■ **WHAT TO DO**: Among the entries below, find the lines holding "Object" and copy them.

*** Opening INFORMATION ***

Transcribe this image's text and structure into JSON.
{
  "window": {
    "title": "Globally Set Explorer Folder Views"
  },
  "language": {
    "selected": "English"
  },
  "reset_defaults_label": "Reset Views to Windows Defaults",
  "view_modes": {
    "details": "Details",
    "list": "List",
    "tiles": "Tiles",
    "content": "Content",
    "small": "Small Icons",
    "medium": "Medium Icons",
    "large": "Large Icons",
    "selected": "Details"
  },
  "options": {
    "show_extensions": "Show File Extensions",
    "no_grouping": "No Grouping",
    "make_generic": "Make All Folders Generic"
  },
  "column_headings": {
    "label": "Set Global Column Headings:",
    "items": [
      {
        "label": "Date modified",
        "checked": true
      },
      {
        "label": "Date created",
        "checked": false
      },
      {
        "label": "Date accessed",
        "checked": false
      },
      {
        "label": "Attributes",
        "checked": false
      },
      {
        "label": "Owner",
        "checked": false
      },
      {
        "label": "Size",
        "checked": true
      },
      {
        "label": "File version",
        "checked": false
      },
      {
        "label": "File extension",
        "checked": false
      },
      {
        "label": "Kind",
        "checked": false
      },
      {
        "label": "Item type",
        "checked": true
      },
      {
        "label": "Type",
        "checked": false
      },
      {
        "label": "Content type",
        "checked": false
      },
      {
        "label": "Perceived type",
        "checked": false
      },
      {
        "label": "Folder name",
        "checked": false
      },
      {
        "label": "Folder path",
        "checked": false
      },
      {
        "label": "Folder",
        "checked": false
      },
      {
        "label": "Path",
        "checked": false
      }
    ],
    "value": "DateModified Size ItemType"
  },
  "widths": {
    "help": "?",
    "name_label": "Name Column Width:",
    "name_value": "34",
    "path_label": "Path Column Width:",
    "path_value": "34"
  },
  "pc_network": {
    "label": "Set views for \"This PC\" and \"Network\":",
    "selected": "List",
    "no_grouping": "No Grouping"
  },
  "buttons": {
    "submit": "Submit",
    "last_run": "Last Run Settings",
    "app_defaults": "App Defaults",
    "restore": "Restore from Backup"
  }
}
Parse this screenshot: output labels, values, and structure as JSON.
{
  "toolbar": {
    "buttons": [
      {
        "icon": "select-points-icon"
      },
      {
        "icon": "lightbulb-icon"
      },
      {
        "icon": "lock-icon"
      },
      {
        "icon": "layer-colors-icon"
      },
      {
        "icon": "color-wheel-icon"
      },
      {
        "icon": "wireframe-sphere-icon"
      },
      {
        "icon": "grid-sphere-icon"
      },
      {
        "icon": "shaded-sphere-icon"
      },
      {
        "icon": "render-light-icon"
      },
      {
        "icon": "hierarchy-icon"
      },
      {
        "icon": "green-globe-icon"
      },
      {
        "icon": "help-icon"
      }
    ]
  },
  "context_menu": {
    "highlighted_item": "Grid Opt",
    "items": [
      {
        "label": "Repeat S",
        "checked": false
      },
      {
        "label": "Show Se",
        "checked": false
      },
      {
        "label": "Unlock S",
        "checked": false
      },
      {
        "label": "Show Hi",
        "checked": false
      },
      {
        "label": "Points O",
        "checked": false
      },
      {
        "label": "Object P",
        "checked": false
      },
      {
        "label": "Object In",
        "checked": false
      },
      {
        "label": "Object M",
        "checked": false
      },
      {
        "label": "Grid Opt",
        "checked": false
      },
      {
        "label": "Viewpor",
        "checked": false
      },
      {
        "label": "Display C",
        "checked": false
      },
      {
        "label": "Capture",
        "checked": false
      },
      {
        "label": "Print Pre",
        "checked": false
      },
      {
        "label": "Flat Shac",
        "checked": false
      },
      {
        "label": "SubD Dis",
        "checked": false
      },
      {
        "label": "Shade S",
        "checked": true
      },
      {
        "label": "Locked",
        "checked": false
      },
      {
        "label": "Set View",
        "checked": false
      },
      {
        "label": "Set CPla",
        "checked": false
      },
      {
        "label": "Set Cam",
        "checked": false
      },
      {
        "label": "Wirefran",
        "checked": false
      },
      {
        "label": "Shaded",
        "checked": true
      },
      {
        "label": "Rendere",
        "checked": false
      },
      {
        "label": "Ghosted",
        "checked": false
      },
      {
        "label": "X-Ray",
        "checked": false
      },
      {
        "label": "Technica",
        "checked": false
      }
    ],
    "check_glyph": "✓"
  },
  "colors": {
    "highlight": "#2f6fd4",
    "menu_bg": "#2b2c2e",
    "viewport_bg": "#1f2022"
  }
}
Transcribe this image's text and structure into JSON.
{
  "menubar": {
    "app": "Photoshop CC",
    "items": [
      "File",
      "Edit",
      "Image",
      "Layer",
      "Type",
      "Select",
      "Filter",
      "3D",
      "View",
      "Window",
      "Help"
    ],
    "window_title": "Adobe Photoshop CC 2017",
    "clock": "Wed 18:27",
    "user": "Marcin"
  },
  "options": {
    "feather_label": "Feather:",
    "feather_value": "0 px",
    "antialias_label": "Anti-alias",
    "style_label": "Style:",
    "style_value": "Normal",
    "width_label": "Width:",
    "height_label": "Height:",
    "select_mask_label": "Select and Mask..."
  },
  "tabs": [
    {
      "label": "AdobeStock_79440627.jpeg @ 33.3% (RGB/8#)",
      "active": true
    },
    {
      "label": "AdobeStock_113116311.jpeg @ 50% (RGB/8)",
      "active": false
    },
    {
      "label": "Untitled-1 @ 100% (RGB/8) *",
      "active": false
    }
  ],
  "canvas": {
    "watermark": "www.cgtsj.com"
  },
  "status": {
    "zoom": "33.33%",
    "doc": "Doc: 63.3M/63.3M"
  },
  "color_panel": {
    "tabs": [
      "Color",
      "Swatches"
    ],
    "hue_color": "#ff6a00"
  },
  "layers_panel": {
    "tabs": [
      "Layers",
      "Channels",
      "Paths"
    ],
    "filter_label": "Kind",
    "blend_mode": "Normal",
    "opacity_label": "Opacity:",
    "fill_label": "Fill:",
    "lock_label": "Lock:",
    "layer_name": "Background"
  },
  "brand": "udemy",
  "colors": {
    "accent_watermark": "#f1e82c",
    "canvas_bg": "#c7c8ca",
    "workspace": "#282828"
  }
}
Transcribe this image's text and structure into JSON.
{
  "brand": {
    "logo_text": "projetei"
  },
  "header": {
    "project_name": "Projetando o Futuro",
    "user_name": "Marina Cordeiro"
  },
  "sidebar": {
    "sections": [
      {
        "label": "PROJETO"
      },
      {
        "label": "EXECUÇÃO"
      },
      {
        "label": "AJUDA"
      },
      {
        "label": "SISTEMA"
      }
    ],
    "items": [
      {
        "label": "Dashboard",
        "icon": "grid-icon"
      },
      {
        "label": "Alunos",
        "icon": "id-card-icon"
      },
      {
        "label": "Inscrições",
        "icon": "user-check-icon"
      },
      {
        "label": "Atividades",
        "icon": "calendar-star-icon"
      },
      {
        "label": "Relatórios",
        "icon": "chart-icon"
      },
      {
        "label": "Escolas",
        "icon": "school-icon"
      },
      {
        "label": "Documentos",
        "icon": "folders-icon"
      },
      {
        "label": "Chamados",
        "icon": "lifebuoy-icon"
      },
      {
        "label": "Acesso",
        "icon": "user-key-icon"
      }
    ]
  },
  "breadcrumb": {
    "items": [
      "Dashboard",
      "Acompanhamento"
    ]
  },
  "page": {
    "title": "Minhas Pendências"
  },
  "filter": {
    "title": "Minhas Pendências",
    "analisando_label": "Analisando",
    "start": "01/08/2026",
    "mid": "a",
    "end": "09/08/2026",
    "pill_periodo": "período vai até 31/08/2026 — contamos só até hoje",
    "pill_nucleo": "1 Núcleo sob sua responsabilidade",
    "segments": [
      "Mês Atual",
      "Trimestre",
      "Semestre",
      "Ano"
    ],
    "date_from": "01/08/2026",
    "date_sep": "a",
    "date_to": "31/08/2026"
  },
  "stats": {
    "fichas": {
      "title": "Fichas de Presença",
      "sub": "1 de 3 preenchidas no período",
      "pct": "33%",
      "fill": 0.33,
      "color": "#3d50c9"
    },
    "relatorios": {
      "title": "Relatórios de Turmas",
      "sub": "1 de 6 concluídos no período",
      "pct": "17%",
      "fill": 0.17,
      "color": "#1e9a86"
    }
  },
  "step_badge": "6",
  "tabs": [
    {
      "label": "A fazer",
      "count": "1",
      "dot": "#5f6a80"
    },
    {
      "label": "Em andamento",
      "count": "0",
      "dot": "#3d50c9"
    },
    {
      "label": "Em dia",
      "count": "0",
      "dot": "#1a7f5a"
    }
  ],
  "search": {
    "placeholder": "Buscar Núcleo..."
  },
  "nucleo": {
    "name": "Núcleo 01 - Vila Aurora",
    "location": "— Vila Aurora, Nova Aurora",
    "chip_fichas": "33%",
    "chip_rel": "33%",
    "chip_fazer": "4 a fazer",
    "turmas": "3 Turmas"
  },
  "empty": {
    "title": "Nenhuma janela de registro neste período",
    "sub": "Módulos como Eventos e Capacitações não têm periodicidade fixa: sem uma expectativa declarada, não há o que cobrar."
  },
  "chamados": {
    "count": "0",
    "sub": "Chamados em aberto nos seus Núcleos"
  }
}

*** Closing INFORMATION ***

■ **REPLY**:
        "label": "Object P",
        "label": "Object In",
        "label": "Object M",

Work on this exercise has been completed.